Namibia is still not a mass-market destination, and there’s no sign that it will be. The contribution to the economy made by visitors is increasing, and the government recognises its importance – which is vital if the wild areas that attract visitors are to be conserved. Even more importantly, the people living in those remote, rural areas are also benefiting from tourism. The Kaokoveld, in particular, is home to some thriving community projects – successes that are rare in most parts of Africa. Elsewhere, new conservancies are sprouting up, where neighbouring farms join forces and return wild game to their land, replacing domestic animals.
Just as Namibia is evolving, so are the ways to travel. At first, flying around was strictly the preserve of those who could afford to charter their own plane. They knew that Namibia’s landscapes are often most spectacular from the air, and that flying around gives a whole new perspective on the country. Now it has become more accessible, with tour operators tailor-making fly-in trips around the country, and charging per seat, not per plane. These hops between lodges remain more costly than driving, but they are breathtaking, and allow easy access to even the remotest corners of the Skeleton Coast and Kaokoveld.
So Namibia and trips there are changing. Travel there is also changing on a personal level: since the last edition of this book was published, I have taken my children (now aged six and nine) there several times. Every time I go, I am again surprised at the ease of travel in Namibia, and seeing it through their eyes I’m reminded just how remarkable this country is.

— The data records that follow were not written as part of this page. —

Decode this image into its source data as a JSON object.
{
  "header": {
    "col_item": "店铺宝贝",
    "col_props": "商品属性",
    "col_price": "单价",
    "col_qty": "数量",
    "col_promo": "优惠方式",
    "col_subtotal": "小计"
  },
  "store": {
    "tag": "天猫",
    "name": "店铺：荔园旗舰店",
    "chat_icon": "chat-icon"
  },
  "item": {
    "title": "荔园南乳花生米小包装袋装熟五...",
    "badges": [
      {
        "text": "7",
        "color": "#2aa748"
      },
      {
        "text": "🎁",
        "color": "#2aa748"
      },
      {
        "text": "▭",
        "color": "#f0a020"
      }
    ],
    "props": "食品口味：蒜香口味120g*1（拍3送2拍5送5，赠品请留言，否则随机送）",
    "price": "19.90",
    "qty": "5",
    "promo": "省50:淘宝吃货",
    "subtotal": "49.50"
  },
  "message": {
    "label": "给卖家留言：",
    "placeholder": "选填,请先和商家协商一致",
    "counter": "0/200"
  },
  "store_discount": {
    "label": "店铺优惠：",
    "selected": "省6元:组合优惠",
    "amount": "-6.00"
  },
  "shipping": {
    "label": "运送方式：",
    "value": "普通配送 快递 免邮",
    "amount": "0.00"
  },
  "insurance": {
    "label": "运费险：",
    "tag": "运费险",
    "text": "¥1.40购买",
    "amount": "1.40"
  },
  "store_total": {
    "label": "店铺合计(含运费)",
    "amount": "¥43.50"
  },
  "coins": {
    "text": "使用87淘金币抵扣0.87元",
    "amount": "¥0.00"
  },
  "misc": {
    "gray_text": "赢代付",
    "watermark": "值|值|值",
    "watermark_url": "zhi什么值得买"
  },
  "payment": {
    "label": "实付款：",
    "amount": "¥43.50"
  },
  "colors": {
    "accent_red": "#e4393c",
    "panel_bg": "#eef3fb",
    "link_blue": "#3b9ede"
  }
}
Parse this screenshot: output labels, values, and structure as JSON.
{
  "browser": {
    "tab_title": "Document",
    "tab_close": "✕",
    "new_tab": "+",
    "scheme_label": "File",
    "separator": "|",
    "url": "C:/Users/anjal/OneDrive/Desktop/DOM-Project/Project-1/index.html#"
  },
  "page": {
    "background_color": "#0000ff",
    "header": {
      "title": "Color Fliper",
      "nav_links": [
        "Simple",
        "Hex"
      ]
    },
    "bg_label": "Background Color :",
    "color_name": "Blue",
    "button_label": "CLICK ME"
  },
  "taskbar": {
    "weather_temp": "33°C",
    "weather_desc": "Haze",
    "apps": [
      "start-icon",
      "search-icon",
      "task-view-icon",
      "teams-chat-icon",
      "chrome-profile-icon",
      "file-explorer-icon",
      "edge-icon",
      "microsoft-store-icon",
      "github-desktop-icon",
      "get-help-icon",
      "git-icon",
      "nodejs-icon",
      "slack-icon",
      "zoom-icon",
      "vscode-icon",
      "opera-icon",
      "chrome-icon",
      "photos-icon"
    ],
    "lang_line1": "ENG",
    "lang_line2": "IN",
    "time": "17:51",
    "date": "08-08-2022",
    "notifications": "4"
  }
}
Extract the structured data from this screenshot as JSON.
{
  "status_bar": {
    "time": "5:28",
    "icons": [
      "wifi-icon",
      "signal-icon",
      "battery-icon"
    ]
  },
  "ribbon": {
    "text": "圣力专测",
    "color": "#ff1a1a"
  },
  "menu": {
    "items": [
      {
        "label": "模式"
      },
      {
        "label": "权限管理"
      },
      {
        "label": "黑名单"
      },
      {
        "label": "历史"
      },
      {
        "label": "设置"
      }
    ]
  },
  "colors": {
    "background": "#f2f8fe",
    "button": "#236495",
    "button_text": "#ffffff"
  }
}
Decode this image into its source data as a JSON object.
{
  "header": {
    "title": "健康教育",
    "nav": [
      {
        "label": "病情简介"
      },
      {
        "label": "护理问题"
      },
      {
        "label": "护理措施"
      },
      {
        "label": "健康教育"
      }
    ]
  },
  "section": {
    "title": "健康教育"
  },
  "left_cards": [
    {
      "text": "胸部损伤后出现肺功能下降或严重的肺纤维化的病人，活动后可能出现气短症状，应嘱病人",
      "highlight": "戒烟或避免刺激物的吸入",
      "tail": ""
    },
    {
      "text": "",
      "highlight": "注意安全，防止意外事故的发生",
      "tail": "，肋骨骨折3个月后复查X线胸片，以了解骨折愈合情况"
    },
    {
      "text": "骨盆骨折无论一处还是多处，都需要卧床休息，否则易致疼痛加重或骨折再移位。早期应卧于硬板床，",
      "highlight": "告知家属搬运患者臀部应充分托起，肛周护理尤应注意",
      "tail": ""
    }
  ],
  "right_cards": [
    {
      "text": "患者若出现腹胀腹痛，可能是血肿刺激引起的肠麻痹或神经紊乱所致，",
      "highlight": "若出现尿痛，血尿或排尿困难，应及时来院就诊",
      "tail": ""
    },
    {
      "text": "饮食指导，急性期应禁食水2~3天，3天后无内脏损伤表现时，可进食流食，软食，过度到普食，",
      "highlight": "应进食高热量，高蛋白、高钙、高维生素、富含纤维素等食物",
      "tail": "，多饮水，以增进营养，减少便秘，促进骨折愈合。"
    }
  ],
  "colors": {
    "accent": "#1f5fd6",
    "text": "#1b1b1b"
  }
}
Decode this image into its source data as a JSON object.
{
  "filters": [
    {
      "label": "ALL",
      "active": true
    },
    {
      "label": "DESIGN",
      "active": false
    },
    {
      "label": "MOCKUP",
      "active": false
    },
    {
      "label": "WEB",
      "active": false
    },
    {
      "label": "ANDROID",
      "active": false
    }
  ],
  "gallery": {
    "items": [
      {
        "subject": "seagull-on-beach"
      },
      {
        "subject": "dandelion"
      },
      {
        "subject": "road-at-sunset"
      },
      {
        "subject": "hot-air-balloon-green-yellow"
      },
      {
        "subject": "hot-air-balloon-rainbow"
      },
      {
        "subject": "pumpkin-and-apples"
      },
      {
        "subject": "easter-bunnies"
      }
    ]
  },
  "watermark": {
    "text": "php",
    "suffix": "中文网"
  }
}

The Skeleton Coast is a barren line between an icy, pounding ocean and the Namib Desert © WJRVisuals, Shutterstock
I first visited Namibia in 1989, as the South African administration started to relinquish its grip and the country prepared for independence. By then I had lived in Zimbabwe for several years and travelled widely. Namibia was rumoured to be wonderful; but nobody seemed to know any details. The world knew South West Africa (Namibia) only as a troubled place from news bulletins, nothing more.
So I hired a VW Golf and drove from Namibia’s northeastern tip to its southern border in 12 days. Overseas tourism simply didn’t exist then. Sesriem had one campsite with just 11 pitches for tents; the Fish River Canyon was deserted. The trip was terribly rushed, but Namibia captivated me. The scale of its wilderness was enchanting, and travelling was remarkably easy.
Six months later I returned to explore – and to research the first English guidebook to the country. While I was there, Namibia’s independence arrived, putting the country’s troubles into the past. Optimism was tangible, justified by democracy, an implausibly reliable infrastructure and rich mineral resources. I delved a little deeper into its magic and remained entranced. It was this that inspired me to start a travel company, originally focusing on Namibia, and I’m very grateful to be able to keep in close contact with a country that I still love.